“I like the moments of downsides because it means we’ll have upsides,” says creative director and senior vice-president of Barneys Matthew Mazzucca. “So many climates are being disrupted; it’s like the roads are shut down for renovation but they will reopen.”
Heady language for a department store figurehead, but when you dive into Mazzucca’s work for Barneys, which in just one year old has taken on political and social commentary, virtual-reality filmmaking and an innovative editorial overhaul, you see that the creative director has his sights set on much more than a pretty picture.
Mazzucca, who built his bona fides working for storied fashion set designer and art director Stefan Beckman, exudes a fearless understanding of today’s borderless opportunities in a tepid traditional retail climate. Case in point: this March, Barneys unveiled an ambitious virtual-reality film straddling fashion, theater and costume in collaboration with Martha Graham Dance Company and Samsung. Directed and choreographed by Theo and Cynthia Stanley respectively, it features principal dancers ranging in age from 30 to 80 dressed in The Row, Rick Owens, Prabal Gurung and Loewe with designer “Craig Green supporting,” as Mazzucca says, with set design by Beckman. The production is beyond the purview of what anyone might expect a retailer to take on.

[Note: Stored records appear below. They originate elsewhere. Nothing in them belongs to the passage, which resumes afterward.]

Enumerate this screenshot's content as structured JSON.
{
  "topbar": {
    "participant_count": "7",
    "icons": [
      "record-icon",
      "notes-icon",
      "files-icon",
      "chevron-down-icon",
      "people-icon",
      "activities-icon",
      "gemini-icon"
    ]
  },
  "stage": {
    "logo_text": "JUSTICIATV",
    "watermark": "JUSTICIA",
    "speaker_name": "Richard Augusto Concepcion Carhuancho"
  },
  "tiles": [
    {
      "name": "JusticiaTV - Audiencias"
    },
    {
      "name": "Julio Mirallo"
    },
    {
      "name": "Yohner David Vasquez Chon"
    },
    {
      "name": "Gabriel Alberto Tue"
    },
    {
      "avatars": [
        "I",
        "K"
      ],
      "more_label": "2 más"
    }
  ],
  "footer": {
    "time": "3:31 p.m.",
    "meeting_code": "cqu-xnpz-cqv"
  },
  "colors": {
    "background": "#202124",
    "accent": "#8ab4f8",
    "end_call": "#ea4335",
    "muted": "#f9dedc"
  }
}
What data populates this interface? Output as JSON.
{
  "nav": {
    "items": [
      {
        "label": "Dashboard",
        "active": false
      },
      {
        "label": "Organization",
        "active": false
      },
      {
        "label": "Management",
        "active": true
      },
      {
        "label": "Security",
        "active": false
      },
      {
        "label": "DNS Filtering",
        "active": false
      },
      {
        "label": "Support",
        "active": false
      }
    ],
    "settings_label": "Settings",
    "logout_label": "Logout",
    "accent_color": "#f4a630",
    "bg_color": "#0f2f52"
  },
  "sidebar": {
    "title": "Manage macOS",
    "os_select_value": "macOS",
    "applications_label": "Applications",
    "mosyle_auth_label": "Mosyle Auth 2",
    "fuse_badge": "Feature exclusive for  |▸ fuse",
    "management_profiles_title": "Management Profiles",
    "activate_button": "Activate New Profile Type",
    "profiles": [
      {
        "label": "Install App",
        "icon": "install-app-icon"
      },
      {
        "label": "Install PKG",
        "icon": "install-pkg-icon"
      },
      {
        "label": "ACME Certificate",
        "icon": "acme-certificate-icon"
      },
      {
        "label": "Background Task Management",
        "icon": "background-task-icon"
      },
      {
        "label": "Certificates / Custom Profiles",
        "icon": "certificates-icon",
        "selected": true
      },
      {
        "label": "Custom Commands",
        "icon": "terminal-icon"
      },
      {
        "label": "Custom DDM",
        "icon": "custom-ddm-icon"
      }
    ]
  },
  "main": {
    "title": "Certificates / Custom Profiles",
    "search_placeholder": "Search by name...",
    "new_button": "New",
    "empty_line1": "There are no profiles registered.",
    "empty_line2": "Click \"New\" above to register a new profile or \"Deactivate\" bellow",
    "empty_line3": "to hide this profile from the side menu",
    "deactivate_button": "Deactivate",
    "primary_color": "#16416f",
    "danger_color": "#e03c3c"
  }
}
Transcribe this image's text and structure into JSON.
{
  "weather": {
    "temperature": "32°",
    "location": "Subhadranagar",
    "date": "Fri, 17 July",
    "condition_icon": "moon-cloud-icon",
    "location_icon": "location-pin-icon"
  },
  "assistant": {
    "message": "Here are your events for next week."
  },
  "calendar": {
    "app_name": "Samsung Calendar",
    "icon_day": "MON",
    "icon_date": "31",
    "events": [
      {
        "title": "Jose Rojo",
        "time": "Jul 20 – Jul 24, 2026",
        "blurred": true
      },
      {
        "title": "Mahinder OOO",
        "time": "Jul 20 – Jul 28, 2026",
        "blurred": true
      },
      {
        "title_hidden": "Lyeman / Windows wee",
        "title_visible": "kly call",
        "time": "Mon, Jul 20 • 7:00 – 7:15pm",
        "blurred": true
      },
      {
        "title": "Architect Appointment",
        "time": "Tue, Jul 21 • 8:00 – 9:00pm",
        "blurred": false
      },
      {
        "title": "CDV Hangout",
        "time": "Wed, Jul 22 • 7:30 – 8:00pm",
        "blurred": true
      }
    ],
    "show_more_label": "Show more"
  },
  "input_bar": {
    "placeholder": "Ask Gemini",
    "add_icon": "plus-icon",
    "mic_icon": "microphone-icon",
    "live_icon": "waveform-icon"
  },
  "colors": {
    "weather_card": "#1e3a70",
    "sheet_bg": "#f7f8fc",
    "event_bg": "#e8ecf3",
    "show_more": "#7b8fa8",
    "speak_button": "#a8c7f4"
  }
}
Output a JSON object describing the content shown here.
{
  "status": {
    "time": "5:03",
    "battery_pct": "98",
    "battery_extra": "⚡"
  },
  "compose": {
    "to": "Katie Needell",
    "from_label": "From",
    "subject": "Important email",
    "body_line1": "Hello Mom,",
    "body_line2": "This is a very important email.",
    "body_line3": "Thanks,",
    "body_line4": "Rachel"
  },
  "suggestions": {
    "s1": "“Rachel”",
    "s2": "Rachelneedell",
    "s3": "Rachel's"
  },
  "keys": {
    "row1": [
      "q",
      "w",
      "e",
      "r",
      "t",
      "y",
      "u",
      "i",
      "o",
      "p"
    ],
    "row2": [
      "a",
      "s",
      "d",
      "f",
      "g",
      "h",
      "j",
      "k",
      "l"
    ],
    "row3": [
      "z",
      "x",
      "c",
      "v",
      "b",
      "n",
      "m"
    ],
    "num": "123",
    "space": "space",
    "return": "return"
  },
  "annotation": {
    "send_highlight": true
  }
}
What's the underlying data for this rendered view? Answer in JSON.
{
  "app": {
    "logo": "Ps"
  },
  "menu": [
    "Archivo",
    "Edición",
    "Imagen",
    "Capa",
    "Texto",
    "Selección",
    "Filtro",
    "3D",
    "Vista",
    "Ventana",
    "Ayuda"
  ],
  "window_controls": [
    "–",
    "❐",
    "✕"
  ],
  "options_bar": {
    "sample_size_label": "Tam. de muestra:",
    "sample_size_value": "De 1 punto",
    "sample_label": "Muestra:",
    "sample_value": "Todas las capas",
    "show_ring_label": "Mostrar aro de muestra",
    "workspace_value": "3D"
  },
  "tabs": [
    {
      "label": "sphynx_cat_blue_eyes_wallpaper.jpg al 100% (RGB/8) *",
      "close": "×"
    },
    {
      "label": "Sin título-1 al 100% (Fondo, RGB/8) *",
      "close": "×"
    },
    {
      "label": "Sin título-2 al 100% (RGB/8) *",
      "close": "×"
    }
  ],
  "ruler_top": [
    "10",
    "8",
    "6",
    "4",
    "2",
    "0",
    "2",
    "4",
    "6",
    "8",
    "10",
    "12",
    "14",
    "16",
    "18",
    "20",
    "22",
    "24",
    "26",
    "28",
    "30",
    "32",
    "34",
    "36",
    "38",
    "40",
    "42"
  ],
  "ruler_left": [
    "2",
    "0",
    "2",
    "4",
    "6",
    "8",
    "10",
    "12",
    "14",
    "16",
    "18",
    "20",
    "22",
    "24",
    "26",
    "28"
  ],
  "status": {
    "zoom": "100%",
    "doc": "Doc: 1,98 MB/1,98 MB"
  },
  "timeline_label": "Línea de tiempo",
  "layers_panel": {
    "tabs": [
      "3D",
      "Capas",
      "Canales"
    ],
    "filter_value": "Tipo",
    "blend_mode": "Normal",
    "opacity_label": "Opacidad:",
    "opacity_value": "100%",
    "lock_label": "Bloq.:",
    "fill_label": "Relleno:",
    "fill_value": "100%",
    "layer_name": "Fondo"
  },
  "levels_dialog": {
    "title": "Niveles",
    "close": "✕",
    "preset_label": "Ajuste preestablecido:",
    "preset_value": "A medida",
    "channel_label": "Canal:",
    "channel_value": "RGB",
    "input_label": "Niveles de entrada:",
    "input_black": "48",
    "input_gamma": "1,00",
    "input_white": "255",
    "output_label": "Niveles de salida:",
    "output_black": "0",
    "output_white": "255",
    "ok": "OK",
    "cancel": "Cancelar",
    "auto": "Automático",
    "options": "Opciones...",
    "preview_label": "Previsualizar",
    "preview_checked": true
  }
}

The future of creative marketing in an increasingly oversaturated visual culture is a riddle that Mazzucca continues to puzzle out. “How do you scratch the surface?” he asks. “You have to light yourself on fire to get people to pay attention. We’ve gone beyond a fashion film to create a composed piece, without pretenses but also something dynamic.” The cross-disciplinary film was specifically tailored for presentation across virtual-reality and 360-degree video platforms. (The piece can be viewed in Barneys New York stores with Gear VR powered by Oculus, through the Samsung VR app and online at Barneys.com.) Mazzucca has his eye on breadth of content in every undertaking.
“I’m experimenting; I don’t feel pressure from the company to try and appease people. Instead, I’m trying to get the landscape right. You can’t ride on success. You have to think, ‘What does this look like five years from now?'"
“We need more. The old-school photographers give you what they give you, but it’s not modern for us,” he says. “We need people who are ready to go for it.” Under Mazzucca, Barneys’ catalogs, referred to as The Window, read more like a highly stylized cult fashion magazine, with luxurious paper stock and with “the feeling of entertainment and editorial,” he says. Recent pieces include an interview with Vice News correspondent Gianna Toboni and a campaign shot by Oliver Hadlee Pearch with the sons of storied creatives such as Lauryn Hill and Camilla Nickerson.
Mazzucca seems to embrace disruption—whether it be in the way we consume news, or what the next generation of talent is bringing to the table and how they react to previous paradigms. “Stories can’t just be driven by aesthetics anymore—the team has to see the light through the trees,” he says.
The Madison Avenue windows, of course, remain the apotheosis of the company’s visual direction. Mazzucca admires the avant-garde history of Gene Moore’s collaborations with the likes of Salvador Dalí and Robert Rauschenberg for stores like Tiffany & Co., and the path that Simon Doonan forged at Barneys.
Under Mazzucca, Barneys windows toe the line between the esoteric, the delightful and of course, the entertaining. “I’m experimenting; I don’t feel pressure from the company to try and appease people. Instead, I’m trying to get the landscape right. You can’t ride on success. You have to think, ‘What does this look like five years from now?’” he says.
This past holiday season, Mazzucca partnered with the Haas brothers, whose work—replete with vividly-hued collectible mushroom sculptures and shaggy-haired and horned animal stools—could be described as high design on acid. “We wanted to do something totally non-denominational. Yes, their work is phallic and subversive, but their core values are peace and love and good vibes. We want adults and an eight-year-old to both be delighted,” says Mazzucca.
Mazzucca’s influences and cultural touchstones are as varied as the texture he is bringing to his role at Barneys. He likes artists that vacillate between different categories, citing the likes of Murakami, Bill Bollinger and Jordan Wolfson. “It’s about straddling disciplines between music, art, fashion and design,” he says. A self-proclaimed nerd, he finds inspiration in playing XBox and watching old music videos. He enjoys JJ Abrams and the newfound embrace of surrealism in television.
“I’m not into Instagram, but I like that you can dive into the web and find something you never knew anything about,” he says. It is this nimble cultural interface that drives Mazzucca’s progressive vision for a brand that is repositioning itself in the evolving retail landscape.
“We can create our own stories and thread politics into it and be reactive to what’s happening around us,” says Mazzucca. “That’s what we do and that’s what Barneys has always done.”